Requirement: All entries below must be given again word for word.

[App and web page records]
──────────

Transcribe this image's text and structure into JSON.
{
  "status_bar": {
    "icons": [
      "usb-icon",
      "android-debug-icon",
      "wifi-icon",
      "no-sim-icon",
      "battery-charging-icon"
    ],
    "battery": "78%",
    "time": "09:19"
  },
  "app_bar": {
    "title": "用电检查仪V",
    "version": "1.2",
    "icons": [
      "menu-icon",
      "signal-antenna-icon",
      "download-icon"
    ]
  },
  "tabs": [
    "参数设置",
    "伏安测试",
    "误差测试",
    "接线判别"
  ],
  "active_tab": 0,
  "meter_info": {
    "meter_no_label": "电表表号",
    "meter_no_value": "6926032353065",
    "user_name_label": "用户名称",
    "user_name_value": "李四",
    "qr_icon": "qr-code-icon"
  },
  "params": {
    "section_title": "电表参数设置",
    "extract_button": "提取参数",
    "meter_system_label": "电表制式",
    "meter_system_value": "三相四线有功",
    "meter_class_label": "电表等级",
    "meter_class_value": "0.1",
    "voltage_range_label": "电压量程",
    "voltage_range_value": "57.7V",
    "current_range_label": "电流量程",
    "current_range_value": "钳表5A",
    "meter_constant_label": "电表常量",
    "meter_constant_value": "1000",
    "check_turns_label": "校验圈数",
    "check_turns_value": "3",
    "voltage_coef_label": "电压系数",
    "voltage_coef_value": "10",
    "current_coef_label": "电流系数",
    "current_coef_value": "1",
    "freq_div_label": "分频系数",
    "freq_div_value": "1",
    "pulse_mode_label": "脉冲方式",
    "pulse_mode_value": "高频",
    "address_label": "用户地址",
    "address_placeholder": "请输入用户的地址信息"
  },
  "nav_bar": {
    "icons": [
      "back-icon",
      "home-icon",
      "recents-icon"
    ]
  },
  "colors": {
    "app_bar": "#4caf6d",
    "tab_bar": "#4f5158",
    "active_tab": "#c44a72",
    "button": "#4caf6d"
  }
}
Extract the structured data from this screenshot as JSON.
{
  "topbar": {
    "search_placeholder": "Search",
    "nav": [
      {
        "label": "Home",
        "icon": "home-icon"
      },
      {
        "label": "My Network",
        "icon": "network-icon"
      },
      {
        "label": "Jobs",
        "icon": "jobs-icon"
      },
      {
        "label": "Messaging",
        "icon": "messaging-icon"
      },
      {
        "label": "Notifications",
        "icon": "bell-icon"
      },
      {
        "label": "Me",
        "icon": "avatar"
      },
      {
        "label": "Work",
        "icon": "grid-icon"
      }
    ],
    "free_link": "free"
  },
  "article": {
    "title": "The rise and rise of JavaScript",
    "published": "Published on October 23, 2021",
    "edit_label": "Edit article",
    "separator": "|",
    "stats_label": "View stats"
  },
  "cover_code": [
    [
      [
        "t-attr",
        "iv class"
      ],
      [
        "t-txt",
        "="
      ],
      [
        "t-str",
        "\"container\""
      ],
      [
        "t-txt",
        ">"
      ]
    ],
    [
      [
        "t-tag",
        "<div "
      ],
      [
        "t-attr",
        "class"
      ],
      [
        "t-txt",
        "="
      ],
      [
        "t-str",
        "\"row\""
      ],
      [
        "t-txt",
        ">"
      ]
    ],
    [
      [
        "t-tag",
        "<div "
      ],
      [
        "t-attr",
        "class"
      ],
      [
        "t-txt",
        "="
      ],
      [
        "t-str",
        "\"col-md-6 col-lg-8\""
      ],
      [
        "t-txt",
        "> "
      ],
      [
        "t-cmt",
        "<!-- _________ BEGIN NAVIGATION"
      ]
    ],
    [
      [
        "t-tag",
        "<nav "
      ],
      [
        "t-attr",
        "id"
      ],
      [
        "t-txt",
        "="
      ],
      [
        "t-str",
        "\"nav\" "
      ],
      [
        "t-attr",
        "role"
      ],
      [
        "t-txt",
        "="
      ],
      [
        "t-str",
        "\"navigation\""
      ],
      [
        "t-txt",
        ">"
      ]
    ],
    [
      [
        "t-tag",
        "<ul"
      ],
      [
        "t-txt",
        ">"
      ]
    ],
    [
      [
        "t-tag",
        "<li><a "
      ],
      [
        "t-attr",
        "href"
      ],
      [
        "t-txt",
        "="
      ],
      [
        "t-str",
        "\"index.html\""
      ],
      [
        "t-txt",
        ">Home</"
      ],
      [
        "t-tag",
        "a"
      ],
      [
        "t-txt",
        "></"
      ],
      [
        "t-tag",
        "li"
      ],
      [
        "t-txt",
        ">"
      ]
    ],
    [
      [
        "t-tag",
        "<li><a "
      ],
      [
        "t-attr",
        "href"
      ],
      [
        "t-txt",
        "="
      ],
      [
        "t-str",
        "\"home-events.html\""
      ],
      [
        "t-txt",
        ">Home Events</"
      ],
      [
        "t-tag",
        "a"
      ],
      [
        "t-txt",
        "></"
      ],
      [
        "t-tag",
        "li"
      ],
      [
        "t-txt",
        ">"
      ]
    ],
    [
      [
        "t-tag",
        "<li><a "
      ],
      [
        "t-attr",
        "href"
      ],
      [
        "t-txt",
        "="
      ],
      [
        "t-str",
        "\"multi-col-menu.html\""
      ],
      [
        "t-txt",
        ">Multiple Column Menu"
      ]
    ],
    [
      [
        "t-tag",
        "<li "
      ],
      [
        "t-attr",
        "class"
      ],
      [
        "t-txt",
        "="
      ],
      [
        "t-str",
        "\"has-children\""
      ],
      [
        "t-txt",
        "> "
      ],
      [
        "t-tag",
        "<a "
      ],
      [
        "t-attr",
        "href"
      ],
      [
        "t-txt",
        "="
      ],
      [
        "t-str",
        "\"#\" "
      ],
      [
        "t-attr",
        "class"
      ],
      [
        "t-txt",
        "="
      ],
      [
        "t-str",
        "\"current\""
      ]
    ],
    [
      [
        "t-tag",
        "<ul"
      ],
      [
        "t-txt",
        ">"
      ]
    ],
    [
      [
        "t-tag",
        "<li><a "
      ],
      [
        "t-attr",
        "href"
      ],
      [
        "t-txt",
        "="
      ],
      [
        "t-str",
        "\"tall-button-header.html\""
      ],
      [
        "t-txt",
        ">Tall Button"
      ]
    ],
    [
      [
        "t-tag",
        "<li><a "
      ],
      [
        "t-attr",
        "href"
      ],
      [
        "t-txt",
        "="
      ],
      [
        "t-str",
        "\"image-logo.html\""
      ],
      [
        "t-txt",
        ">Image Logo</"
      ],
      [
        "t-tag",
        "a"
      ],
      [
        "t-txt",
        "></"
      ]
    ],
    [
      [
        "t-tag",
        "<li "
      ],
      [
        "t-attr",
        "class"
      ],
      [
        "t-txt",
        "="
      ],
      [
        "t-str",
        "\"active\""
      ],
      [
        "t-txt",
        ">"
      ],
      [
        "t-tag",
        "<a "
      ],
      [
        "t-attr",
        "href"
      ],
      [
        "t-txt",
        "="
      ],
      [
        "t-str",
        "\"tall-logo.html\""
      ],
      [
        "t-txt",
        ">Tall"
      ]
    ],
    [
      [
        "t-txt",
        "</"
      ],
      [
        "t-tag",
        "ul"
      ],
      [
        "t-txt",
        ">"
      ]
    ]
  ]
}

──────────

Task solution:
Transcribe this image's text and structure into JSON.
{
  "status_bar": {
    "icons": [
      "usb-icon",
      "android-debug-icon",
      "wifi-icon",
      "no-sim-icon",
      "battery-charging-icon"
    ],
    "battery": "78%",
    "time": "09:19"
  },
  "app_bar": {
    "title": "用电检查仪V",
    "version": "1.2",
    "icons": [
      "menu-icon",
      "signal-antenna-icon",
      "download-icon"
    ]
  },
  "tabs": [
    "参数设置",
    "伏安测试",
    "误差测试",
    "接线判别"
  ],
  "active_tab": 0,
  "meter_info": {
    "meter_no_label": "电表表号",
    "meter_no_value": "6926032353065",
    "user_name_label": "用户名称",
    "user_name_value": "李四",
    "qr_icon": "qr-code-icon"
  },
  "params": {
    "section_title": "电表参数设置",
    "extract_button": "提取参数",
    "meter_system_label": "电表制式",
    "meter_system_value": "三相四线有功",
    "meter_class_label": "电表等级",
    "meter_class_value": "0.1",
    "voltage_range_label": "电压量程",
    "voltage_range_value": "57.7V",
    "current_range_label": "电流量程",
    "current_range_value": "钳表5A",
    "meter_constant_label": "电表常量",
    "meter_constant_value": "1000",
    "check_turns_label": "校验圈数",
    "check_turns_value": "3",
    "voltage_coef_label": "电压系数",
    "voltage_coef_value": "10",
    "current_coef_label": "电流系数",
    "current_coef_value": "1",
    "freq_div_label": "分频系数",
    "freq_div_value": "1",
    "pulse_mode_label": "脉冲方式",
    "pulse_mode_value": "高频",
    "address_label": "用户地址",
    "address_placeholder": "请输入用户的地址信息"
  },
  "nav_bar": {
    "icons": [
      "back-icon",
      "home-icon",
      "recents-icon"
    ]
  },
  "colors": {
    "app_bar": "#4caf6d",
    "tab_bar": "#4f5158",
    "active_tab": "#c44a72",
    "button": "#4caf6d"
  }
}
Extract the structured data from this screenshot as JSON.
{
  "topbar": {
    "search_placeholder": "Search",
    "nav": [
      {
        "label": "Home",
        "icon": "home-icon"
      },
      {
        "label": "My Network",
        "icon": "network-icon"
      },
      {
        "label": "Jobs",
        "icon": "jobs-icon"
      },
      {
        "label": "Messaging",
        "icon": "messaging-icon"
      },
      {
        "label": "Notifications",
        "icon": "bell-icon"
      },
      {
        "label": "Me",
        "icon": "avatar"
      },
      {
        "label": "Work",
        "icon": "grid-icon"
      }
    ],
    "free_link": "free"
  },
  "article": {
    "title": "The rise and rise of JavaScript",
    "published": "Published on October 23, 2021",
    "edit_label": "Edit article",
    "separator": "|",
    "stats_label": "View stats"
  },
  "cover_code": [
    [
      [
        "t-attr",
        "iv class"
      ],
      [
        "t-txt",
        "="
      ],
      [
        "t-str",
        "\"container\""
      ],
      [
        "t-txt",
        ">"
      ]
    ],
    [
      [
        "t-tag",
        "<div "
      ],
      [
        "t-attr",
        "class"
      ],
      [
        "t-txt",
        "="
      ],
      [
        "t-str",
        "\"row\""
      ],
      [
        "t-txt",
        ">"
      ]
    ],
    [
      [
        "t-tag",
        "<div "
      ],
      [
        "t-attr",
        "class"
      ],
      [
        "t-txt",
        "="
      ],
      [
        "t-str",
        "\"col-md-6 col-lg-8\""
      ],
      [
        "t-txt",
        "> "
      ],
      [
        "t-cmt",
        "<!-- _________ BEGIN NAVIGATION"
      ]
    ],
    [
      [
        "t-tag",
        "<nav "
      ],
      [
        "t-attr",
        "id"
      ],
      [
        "t-txt",
        "="
      ],
      [
        "t-str",
        "\"nav\" "
      ],
      [
        "t-attr",
        "role"
      ],
      [
        "t-txt",
        "="
      ],
      [
        "t-str",
        "\"navigation\""
      ],
      [
        "t-txt",
        ">"
      ]
    ],
    [
      [
        "t-tag",
        "<ul"
      ],
      [
        "t-txt",
        ">"
      ]
    ],
    [
      [
        "t-tag",
        "<li><a "
      ],
      [
        "t-attr",
        "href"
      ],
      [
        "t-txt",
        "="
      ],
      [
        "t-str",
        "\"index.html\""
      ],
      [
        "t-txt",
        ">Home</"
      ],
      [
        "t-tag",
        "a"
      ],
      [
        "t-txt",
        "></"
      ],
      [
        "t-tag",
        "li"
      ],
      [
        "t-txt",
        ">"
      ]
    ],
    [
      [
        "t-tag",
        "<li><a "
      ],
      [
        "t-attr",
        "href"
      ],
      [
        "t-txt",
        "="
      ],
      [
        "t-str",
        "\"home-events.html\""
      ],
      [
        "t-txt",
        ">Home Events</"
      ],
      [
        "t-tag",
        "a"
      ],
      [
        "t-txt",
        "></"
      ],
      [
        "t-tag",
        "li"
      ],
      [
        "t-txt",
        ">"
      ]
    ],
    [
      [
        "t-tag",
        "<li><a "
      ],
      [
        "t-attr",
        "href"
      ],
      [
        "t-txt",
        "="
      ],
      [
        "t-str",
        "\"multi-col-menu.html\""
      ],
      [
        "t-txt",
        ">Multiple Column Menu"
      ]
    ],
    [
      [
        "t-tag",
        "<li "
      ],
      [
        "t-attr",
        "class"
      ],
      [
        "t-txt",
        "="
      ],
      [
        "t-str",
        "\"has-children\""
      ],
      [
        "t-txt",
        "> "
      ],
      [
        "t-tag",
        "<a "
      ],
      [
        "t-attr",
        "href"
      ],
      [
        "t-txt",
        "="
      ],
      [
        "t-str",
        "\"#\" "
      ],
      [
        "t-attr",
        "class"
      ],
      [
        "t-txt",
        "="
      ],
      [
        "t-str",
        "\"current\""
      ]
    ],
    [
      [
        "t-tag",
        "<ul"
      ],
      [
        "t-txt",
        ">"
      ]
    ],
    [
      [
        "t-tag",
        "<li><a "
      ],
      [
        "t-attr",
        "href"
      ],
      [
        "t-txt",
        "="
      ],
      [
        "t-str",
        "\"tall-button-header.html\""
      ],
      [
        "t-txt",
        ">Tall Button"
      ]
    ],
    [
      [
        "t-tag",
        "<li><a "
      ],
      [
        "t-attr",
        "href"
      ],
      [
        "t-txt",
        "="
      ],
      [
        "t-str",
        "\"image-logo.html\""
      ],
      [
        "t-txt",
        ">Image Logo</"
      ],
      [
        "t-tag",
        "a"
      ],
      [
        "t-txt",
        "></"
      ]
    ],
    [
      [
        "t-tag",
        "<li "
      ],
      [
        "t-attr",
        "class"
      ],
      [
        "t-txt",
        "="
      ],
      [
        "t-str",
        "\"active\""
      ],
      [
        "t-txt",
        ">"
      ],
      [
        "t-tag",
        "<a "
      ],
      [
        "t-attr",
        "href"
      ],
      [
        "t-txt",
        "="
      ],
      [
        "t-str",
        "\"tall-logo.html\""
      ],
      [
        "t-txt",
        ">Tall"
      ]
    ],
    [
      [
        "t-txt",
        "</"
      ],
      [
        "t-tag",
        "ul"
      ],
      [
        "t-txt",
        ">"
      ]
    ]
  ]
}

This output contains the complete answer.